Fascinating is de Lauzun’s detailed summary of medieval economic thought : the just determination of prices in Aquinas and subsequent scholastics (Godfrey of Fontaines, Peter John Olivi, Duns Scotus, St. Bernardine of Siena, Luis de Molina, John Buridan, Henry of Ghent, St. Antoninus, et al.), with reference to such concepts as common estimation of value, comparison of marketplaces, analysis of costs and profits, supply and demand, risk factors, proportionality, due knowledge of relevant circumstances, negotiated price, and coercion. Along the way the author critiques a number of modern writers who badly misinterpret the medievals. De Lauzun explains why it was the Franciscans, of all religious, who most propelled the science of economics : they managed common funds to which they had renounced individual claims, and were considered more objective and more trustworthy.

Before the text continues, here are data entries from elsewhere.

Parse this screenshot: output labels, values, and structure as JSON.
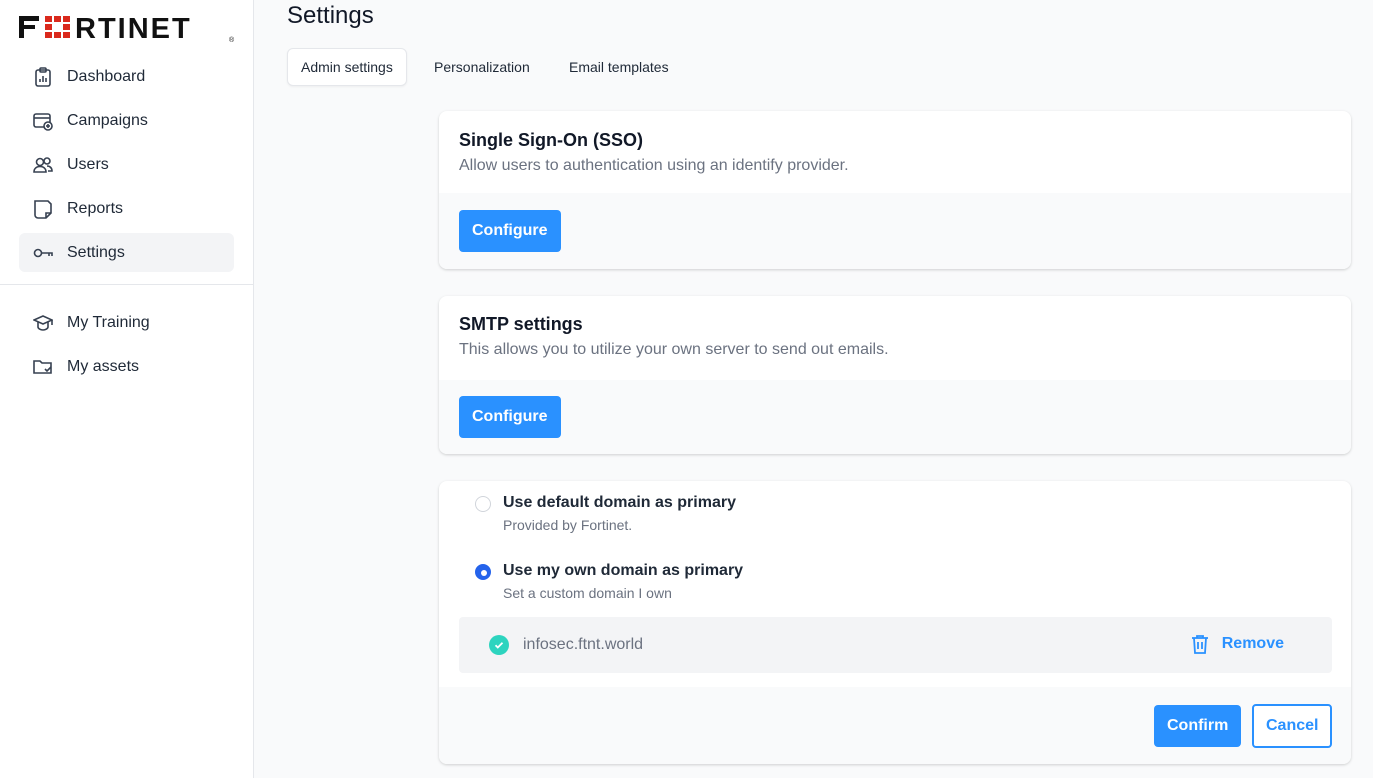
{
  "brand": {
    "logo_text": "FORTINET",
    "accent_color": "#2a91ff",
    "logo_red": "#da291c"
  },
  "sidebar": {
    "items": [
      {
        "label": "Dashboard",
        "icon": "clipboard-chart-icon"
      },
      {
        "label": "Campaigns",
        "icon": "calendar-plus-icon"
      },
      {
        "label": "Users",
        "icon": "users-icon"
      },
      {
        "label": "Reports",
        "icon": "document-icon"
      },
      {
        "label": "Settings",
        "icon": "key-icon",
        "active": true
      }
    ],
    "secondary_items": [
      {
        "label": "My Training",
        "icon": "graduation-cap-icon"
      },
      {
        "label": "My assets",
        "icon": "folder-check-icon"
      }
    ]
  },
  "page": {
    "title": "Settings"
  },
  "tabs": [
    {
      "label": "Admin settings",
      "active": true
    },
    {
      "label": "Personalization"
    },
    {
      "label": "Email templates"
    }
  ],
  "sso": {
    "title": "Single Sign-On (SSO)",
    "description": "Allow users to authentication using an identify provider.",
    "button": "Configure"
  },
  "smtp": {
    "title": "SMTP settings",
    "description": "This allows you to utilize your own server to send out emails.",
    "button": "Configure"
  },
  "domain": {
    "options": [
      {
        "title": "Use default domain as primary",
        "subtitle": "Provided by Fortinet.",
        "checked": false
      },
      {
        "title": "Use my own domain as primary",
        "subtitle": "Set a custom domain I own",
        "checked": true
      }
    ],
    "custom_domain": "infosec.ftnt.world",
    "remove_label": "Remove",
    "confirm_label": "Confirm",
    "cancel_label": "Cancel"
  }
}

One of the most important contributions is de Lauzun’s summary of the entire debate on usury, at a level of sophisticated that is seldom seen. He patiently collects the data from Scripture and the philosophers, looks at sociological and anthropological arguments, and indicates with a wealth of examples how often interest was practiced in hidden ways or in ways approved by the moralists. A major theme emerges : the role of credit in any economy, and the positive value this credit has of itself. After presenting the standard arguments against usury, de Lauzun finds a new way to frame the question in terms of the “destination” of money—what money in society is for, and how it generates stability, productivity, and profitability. All this is the first part of the book.
The second part is a critique and defense (in different respects) of the enterprise of finance in light of Catholic Social Teaching, with the sources of which the author shows a good familiarity. It is clear that he is no rugged individualist who promotes a specious “free-market capitalism” ; rather, he points to how finance becomes a destructive force when it is detached from human values, Christian virtues, and an explicit orientation to the common good of the society, which ought to delimit and direct all activities, including financial ones. Instead of leaving this description at a level of unobjectionable but useless generality, de Lauzun furnishes examples drawn from his experience as a CEO and financial practitioner.

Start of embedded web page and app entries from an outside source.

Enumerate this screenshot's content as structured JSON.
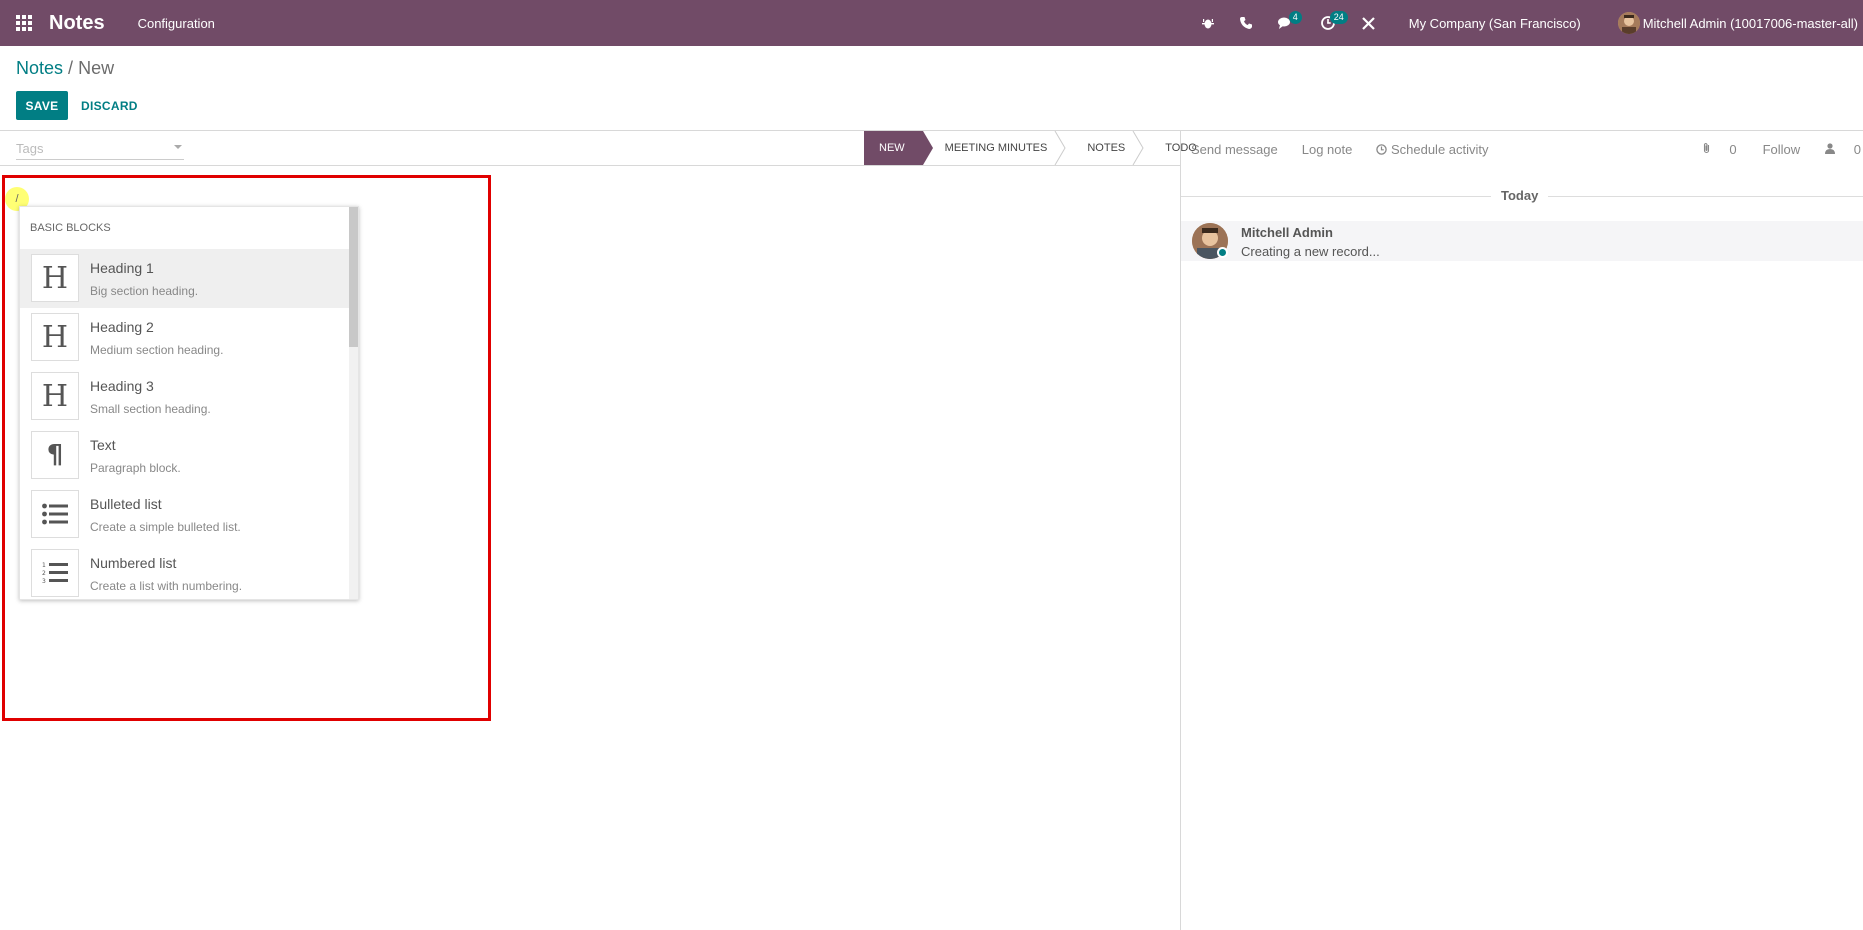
{
  "navbar": {
    "app_name": "Notes",
    "menu": [
      "Configuration"
    ],
    "messages_badge": "4",
    "activities_badge": "24",
    "company": "My Company (San Francisco)",
    "user": "Mitchell Admin (10017006-master-all)"
  },
  "breadcrumb": {
    "parent": "Notes",
    "separator": "/",
    "current": "New"
  },
  "buttons": {
    "save": "SAVE",
    "discard": "DISCARD"
  },
  "tags": {
    "placeholder": "Tags"
  },
  "stages": [
    "NEW",
    "MEETING MINUTES",
    "NOTES",
    "TODO"
  ],
  "active_stage": "NEW",
  "chatter": {
    "send_message": "Send message",
    "log_note": "Log note",
    "schedule_activity": "Schedule activity",
    "attachments_count": "0",
    "follow": "Follow",
    "followers_count": "0",
    "date_separator": "Today",
    "message": {
      "author": "Mitchell Admin",
      "body": "Creating a new record..."
    }
  },
  "editor": {
    "typed_text": "/"
  },
  "powerbox": {
    "category": "BASIC BLOCKS",
    "items": [
      {
        "icon": "heading-icon",
        "glyph": "H",
        "title": "Heading 1",
        "description": "Big section heading."
      },
      {
        "icon": "heading-icon",
        "glyph": "H",
        "title": "Heading 2",
        "description": "Medium section heading."
      },
      {
        "icon": "heading-icon",
        "glyph": "H",
        "title": "Heading 3",
        "description": "Small section heading."
      },
      {
        "icon": "paragraph-icon",
        "glyph": "¶",
        "title": "Text",
        "description": "Paragraph block."
      },
      {
        "icon": "bulleted-list-icon",
        "glyph": "",
        "title": "Bulleted list",
        "description": "Create a simple bulleted list."
      },
      {
        "icon": "numbered-list-icon",
        "glyph": "",
        "title": "Numbered list",
        "description": "Create a list with numbering."
      }
    ]
  },
  "colors": {
    "brand": "#714B67",
    "accent": "#017e84",
    "highlight": "#e00000"
  }
}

It is perhaps this vibrant quality of realism, this combination of carefully thought-through doctrine and hands-on business sense, that makes this book stand out in the literature of Catholic Social Teaching with which I am familiar. De Lauzun does not dismiss the critique of capitalism offered by personalists and socialists, which he ably recounts, but tries to show that a business and finance economy does not necessarily conflict with the good of persons or of society as a whole ; on the contrary, in its normal operation, it furnishes conditions of human flourishing. The author does not dispute that markets must be regulated and that a strong juridical framework is necessary in order to avoid, or at least limit, exploitation, manipulation, and social chaos.

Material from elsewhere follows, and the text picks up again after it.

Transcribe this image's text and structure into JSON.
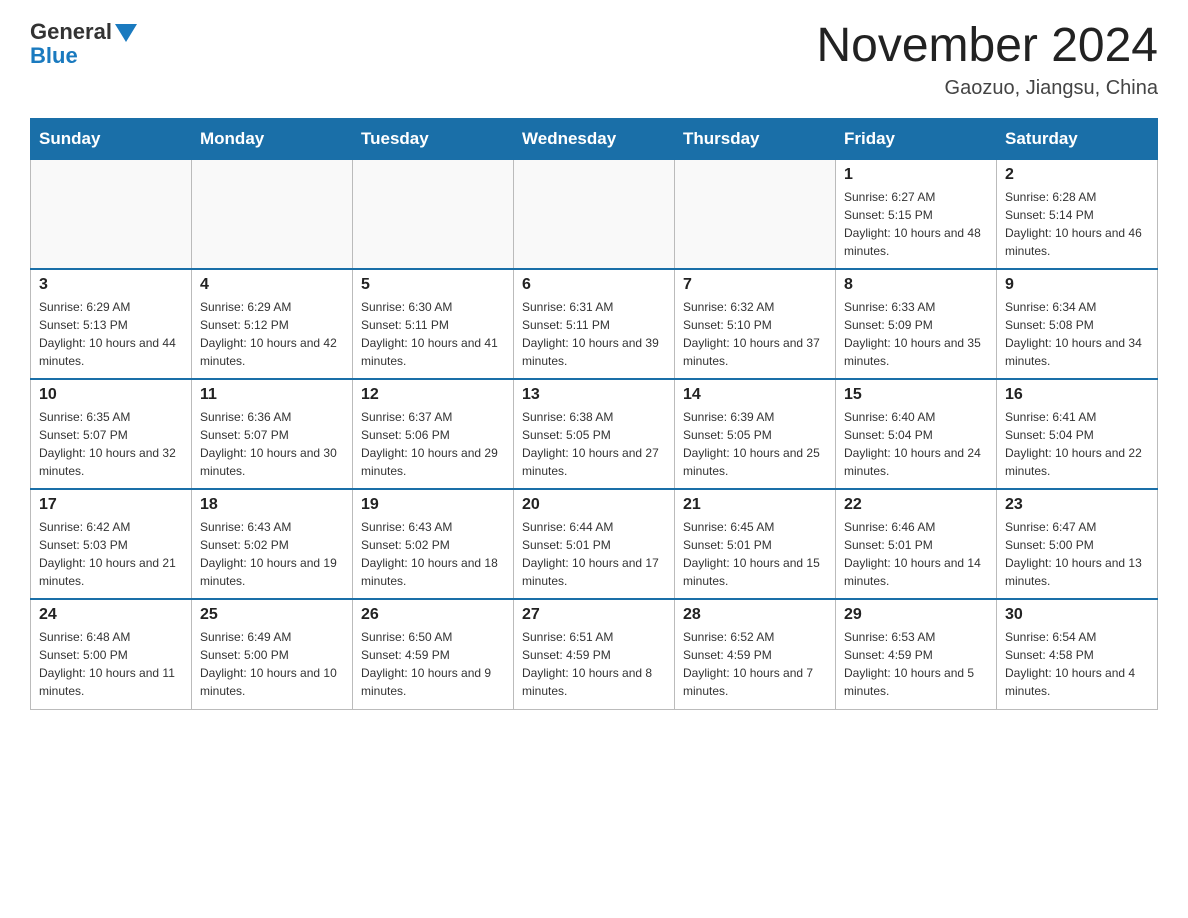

Distributists would no doubt find much to object to in this book, but I would still recommend it to them, for the simple reason that De Lauzun is a highly intelligent interlocutor and in fact deeply attuned to the concerns of Catholic Social Teaching. He makes no attempt to downplay the causal role of Christian moral commitment and just laws in the beneficial functioning of any economy."